EXERCISE DETAILS
Please give the number of lines in the entries below that hold "this", with no other words.

[[ DATA TO EXAMINE, beginning ]]

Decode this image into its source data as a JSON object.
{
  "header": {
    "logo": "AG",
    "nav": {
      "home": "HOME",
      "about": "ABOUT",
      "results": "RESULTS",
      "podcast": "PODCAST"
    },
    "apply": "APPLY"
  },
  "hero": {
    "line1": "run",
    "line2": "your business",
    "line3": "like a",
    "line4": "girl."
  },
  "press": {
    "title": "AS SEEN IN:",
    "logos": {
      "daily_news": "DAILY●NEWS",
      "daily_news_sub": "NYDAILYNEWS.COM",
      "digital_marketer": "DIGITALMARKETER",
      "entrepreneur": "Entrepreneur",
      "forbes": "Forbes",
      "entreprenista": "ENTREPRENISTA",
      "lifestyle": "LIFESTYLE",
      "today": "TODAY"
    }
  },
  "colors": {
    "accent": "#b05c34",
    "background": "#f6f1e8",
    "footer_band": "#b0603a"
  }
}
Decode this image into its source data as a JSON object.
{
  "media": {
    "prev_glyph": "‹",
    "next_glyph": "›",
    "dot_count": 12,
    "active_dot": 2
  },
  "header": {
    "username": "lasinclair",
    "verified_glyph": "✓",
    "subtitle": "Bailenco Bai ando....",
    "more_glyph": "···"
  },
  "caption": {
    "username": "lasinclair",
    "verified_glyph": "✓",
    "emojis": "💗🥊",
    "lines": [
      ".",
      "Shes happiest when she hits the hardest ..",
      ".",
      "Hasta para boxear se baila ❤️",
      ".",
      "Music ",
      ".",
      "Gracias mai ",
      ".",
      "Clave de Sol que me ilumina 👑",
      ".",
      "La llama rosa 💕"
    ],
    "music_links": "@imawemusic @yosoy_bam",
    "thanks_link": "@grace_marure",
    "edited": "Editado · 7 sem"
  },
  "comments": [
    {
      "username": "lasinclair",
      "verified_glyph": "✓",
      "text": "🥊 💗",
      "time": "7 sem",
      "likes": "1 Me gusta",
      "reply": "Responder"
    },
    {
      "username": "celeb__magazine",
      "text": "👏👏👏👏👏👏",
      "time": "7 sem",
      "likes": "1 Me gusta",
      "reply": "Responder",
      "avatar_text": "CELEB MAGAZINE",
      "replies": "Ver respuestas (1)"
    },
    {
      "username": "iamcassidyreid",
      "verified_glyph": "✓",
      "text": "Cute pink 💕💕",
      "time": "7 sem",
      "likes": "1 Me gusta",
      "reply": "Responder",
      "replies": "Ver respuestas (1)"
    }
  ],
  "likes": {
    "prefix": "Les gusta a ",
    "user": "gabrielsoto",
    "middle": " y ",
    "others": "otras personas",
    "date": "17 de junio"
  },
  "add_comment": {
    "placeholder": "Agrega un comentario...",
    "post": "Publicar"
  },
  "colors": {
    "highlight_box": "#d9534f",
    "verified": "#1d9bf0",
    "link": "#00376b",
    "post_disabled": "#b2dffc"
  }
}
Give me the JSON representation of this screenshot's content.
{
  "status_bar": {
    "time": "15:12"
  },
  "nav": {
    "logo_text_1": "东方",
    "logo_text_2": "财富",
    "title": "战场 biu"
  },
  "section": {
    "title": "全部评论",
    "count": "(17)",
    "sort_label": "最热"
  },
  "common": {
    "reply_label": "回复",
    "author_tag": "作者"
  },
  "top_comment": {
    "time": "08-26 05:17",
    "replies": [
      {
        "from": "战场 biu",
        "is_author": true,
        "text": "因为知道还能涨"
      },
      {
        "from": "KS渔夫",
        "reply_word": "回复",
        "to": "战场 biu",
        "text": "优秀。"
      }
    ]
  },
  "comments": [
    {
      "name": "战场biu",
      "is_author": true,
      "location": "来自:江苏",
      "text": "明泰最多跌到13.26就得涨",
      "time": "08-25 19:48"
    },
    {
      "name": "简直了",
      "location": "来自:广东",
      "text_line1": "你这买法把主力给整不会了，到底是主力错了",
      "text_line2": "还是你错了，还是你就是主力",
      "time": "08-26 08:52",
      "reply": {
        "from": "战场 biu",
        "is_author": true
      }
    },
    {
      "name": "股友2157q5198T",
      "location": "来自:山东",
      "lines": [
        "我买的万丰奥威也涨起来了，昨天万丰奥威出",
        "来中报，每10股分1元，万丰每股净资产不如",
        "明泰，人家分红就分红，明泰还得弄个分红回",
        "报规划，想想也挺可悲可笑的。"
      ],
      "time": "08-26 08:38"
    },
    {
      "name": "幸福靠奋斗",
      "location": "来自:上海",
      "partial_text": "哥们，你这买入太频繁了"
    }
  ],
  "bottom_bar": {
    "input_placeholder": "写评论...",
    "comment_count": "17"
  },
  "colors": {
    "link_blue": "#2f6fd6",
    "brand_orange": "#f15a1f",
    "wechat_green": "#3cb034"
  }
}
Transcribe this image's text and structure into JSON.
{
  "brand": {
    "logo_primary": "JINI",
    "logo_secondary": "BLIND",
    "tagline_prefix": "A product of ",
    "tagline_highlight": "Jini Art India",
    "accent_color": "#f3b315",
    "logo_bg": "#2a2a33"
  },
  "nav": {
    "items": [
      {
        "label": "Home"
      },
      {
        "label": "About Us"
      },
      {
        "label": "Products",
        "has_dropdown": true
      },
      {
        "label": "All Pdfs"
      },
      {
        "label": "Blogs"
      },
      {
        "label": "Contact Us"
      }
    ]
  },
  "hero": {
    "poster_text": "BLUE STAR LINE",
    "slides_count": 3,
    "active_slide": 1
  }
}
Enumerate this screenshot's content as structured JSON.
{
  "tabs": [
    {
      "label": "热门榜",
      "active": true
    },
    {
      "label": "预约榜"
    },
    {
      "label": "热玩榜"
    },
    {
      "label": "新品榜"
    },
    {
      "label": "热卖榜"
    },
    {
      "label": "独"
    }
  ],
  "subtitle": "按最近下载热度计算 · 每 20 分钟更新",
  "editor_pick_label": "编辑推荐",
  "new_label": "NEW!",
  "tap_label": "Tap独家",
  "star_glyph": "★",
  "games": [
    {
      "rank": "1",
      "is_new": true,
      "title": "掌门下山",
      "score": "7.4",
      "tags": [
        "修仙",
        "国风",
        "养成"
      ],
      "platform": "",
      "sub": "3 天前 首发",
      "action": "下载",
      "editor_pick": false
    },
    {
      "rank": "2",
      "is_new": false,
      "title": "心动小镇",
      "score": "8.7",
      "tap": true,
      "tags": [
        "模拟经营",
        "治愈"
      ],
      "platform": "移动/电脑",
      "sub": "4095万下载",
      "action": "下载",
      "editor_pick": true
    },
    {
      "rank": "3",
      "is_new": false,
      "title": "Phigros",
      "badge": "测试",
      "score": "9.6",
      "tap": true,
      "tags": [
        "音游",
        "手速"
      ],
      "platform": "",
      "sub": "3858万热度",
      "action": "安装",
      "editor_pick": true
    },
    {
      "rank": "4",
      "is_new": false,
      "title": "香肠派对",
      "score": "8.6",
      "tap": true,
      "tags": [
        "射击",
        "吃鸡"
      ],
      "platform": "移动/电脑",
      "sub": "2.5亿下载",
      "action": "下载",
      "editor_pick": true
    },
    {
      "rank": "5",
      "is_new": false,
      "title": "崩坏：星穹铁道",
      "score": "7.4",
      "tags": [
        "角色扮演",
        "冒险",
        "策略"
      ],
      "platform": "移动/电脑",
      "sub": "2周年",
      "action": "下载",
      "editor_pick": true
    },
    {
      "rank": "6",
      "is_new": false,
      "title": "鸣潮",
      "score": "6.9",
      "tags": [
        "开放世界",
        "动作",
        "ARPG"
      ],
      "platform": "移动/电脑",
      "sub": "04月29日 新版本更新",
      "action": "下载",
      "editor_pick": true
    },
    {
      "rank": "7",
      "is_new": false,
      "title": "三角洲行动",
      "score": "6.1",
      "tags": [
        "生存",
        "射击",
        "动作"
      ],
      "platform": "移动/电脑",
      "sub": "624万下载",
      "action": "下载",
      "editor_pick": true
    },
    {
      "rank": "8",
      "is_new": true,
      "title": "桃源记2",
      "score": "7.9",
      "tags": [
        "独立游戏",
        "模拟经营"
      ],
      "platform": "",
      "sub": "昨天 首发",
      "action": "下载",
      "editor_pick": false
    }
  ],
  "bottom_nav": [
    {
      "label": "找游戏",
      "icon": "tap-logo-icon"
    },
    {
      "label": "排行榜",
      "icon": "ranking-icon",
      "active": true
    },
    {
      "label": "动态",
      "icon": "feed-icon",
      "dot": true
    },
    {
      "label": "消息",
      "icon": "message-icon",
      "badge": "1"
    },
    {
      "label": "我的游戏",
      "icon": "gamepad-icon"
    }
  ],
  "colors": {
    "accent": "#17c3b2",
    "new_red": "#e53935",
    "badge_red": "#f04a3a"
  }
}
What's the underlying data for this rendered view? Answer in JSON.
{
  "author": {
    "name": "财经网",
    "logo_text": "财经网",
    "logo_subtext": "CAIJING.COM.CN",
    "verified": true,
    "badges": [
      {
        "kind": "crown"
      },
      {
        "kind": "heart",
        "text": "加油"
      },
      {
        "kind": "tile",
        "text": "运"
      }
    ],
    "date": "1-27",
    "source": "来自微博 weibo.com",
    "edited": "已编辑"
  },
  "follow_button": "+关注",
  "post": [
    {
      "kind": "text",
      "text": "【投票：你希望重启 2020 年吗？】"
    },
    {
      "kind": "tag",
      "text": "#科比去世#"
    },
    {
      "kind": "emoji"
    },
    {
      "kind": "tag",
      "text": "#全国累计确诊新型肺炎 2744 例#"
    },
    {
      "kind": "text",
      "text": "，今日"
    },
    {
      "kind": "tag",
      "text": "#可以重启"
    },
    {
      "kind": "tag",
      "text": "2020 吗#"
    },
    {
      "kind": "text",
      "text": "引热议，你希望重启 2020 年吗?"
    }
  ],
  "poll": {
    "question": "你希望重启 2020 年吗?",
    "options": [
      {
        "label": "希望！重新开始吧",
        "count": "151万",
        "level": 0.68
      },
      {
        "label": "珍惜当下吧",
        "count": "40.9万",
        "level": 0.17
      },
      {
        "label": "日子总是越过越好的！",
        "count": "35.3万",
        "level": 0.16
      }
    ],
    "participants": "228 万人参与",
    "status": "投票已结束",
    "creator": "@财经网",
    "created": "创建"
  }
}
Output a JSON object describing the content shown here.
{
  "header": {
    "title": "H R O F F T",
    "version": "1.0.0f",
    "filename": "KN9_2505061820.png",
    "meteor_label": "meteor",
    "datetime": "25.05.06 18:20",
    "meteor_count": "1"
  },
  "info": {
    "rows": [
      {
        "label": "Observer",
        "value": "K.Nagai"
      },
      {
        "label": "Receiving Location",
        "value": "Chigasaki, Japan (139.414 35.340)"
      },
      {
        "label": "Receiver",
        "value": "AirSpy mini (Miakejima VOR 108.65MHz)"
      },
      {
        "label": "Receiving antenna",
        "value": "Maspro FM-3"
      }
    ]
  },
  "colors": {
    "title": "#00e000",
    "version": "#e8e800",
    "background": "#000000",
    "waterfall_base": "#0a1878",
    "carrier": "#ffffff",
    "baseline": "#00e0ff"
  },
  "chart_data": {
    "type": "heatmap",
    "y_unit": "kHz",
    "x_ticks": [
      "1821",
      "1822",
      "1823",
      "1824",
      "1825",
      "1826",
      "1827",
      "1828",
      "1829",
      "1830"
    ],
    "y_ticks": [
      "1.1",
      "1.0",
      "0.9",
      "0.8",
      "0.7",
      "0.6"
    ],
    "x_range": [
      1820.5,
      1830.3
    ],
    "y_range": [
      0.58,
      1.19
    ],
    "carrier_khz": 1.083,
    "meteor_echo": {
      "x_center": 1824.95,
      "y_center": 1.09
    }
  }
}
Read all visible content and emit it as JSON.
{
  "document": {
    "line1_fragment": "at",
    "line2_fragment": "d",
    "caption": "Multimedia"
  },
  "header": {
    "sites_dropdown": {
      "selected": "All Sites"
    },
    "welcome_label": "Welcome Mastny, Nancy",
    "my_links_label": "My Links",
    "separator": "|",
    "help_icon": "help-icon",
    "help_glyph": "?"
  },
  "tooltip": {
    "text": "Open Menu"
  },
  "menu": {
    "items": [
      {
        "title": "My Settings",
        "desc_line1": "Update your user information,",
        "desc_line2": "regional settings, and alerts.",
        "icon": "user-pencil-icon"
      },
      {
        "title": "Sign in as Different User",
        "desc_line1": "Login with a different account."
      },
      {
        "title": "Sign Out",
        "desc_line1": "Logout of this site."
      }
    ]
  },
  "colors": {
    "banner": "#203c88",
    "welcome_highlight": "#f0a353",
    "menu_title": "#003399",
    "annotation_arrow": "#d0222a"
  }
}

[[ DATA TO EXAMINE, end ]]

RESPONSE
7